Records from a data collection
[Start of Attachment]

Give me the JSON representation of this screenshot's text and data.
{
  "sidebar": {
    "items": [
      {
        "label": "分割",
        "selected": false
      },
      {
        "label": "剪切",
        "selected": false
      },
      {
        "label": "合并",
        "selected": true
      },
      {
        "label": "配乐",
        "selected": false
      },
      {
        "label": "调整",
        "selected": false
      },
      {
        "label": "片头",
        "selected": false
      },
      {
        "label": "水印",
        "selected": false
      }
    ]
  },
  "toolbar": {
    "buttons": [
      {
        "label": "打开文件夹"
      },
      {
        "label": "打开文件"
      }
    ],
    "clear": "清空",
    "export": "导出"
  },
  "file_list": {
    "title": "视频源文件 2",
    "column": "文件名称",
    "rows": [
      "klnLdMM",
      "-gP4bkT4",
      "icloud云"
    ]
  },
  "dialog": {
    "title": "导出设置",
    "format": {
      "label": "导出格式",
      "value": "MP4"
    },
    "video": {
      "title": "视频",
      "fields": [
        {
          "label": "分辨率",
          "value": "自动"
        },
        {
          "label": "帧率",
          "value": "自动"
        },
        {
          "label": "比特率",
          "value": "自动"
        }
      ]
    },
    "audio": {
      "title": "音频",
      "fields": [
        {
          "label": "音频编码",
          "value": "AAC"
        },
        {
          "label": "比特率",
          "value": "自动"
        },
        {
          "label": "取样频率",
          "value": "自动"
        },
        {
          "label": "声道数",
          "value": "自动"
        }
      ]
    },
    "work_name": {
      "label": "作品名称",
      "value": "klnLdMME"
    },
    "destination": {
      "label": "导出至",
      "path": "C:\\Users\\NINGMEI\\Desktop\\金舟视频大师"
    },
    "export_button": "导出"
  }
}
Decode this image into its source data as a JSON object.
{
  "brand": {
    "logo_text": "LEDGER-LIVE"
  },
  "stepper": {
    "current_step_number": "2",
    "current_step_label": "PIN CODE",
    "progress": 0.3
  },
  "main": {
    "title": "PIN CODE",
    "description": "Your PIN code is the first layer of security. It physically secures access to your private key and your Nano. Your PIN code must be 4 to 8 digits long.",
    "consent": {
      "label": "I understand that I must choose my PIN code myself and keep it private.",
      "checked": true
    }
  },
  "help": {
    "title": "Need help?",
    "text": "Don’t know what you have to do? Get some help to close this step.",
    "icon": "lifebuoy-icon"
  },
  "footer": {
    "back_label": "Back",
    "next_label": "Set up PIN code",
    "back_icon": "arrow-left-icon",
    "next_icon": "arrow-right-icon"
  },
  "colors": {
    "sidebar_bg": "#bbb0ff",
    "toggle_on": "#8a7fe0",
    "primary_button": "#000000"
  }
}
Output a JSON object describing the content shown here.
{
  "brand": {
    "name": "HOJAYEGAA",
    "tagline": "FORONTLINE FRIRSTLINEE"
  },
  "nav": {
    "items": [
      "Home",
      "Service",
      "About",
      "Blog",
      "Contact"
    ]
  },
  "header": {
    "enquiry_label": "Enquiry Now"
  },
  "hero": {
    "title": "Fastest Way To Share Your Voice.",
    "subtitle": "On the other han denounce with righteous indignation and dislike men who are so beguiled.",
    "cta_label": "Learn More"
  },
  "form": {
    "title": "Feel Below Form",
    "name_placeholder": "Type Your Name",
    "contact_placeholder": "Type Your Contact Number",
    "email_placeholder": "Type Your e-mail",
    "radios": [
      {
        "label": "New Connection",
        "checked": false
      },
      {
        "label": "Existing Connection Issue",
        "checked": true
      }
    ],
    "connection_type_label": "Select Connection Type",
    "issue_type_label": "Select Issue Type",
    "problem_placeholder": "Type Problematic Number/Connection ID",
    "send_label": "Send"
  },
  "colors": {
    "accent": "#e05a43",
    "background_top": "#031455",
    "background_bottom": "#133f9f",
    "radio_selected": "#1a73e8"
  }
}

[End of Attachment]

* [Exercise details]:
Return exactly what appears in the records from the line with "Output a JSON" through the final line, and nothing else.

* [Answer box]:
Output a JSON object describing the content shown here.
{
  "brand": {
    "name": "HOJAYEGAA",
    "tagline": "FORONTLINE FRIRSTLINEE"
  },
  "nav": {
    "items": [
      "Home",
      "Service",
      "About",
      "Blog",
      "Contact"
    ]
  },
  "header": {
    "enquiry_label": "Enquiry Now"
  },
  "hero": {
    "title": "Fastest Way To Share Your Voice.",
    "subtitle": "On the other han denounce with righteous indignation and dislike men who are so beguiled.",
    "cta_label": "Learn More"
  },
  "form": {
    "title": "Feel Below Form",
    "name_placeholder": "Type Your Name",
    "contact_placeholder": "Type Your Contact Number",
    "email_placeholder": "Type Your e-mail",
    "radios": [
      {
        "label": "New Connection",
        "checked": false
      },
      {
        "label": "Existing Connection Issue",
        "checked": true
      }
    ],
    "connection_type_label": "Select Connection Type",
    "issue_type_label": "Select Issue Type",
    "problem_placeholder": "Type Problematic Number/Connection ID",
    "send_label": "Send"
  },
  "colors": {
    "accent": "#e05a43",
    "background_top": "#031455",
    "background_bottom": "#133f9f",
    "radio_selected": "#1a73e8"
  }
}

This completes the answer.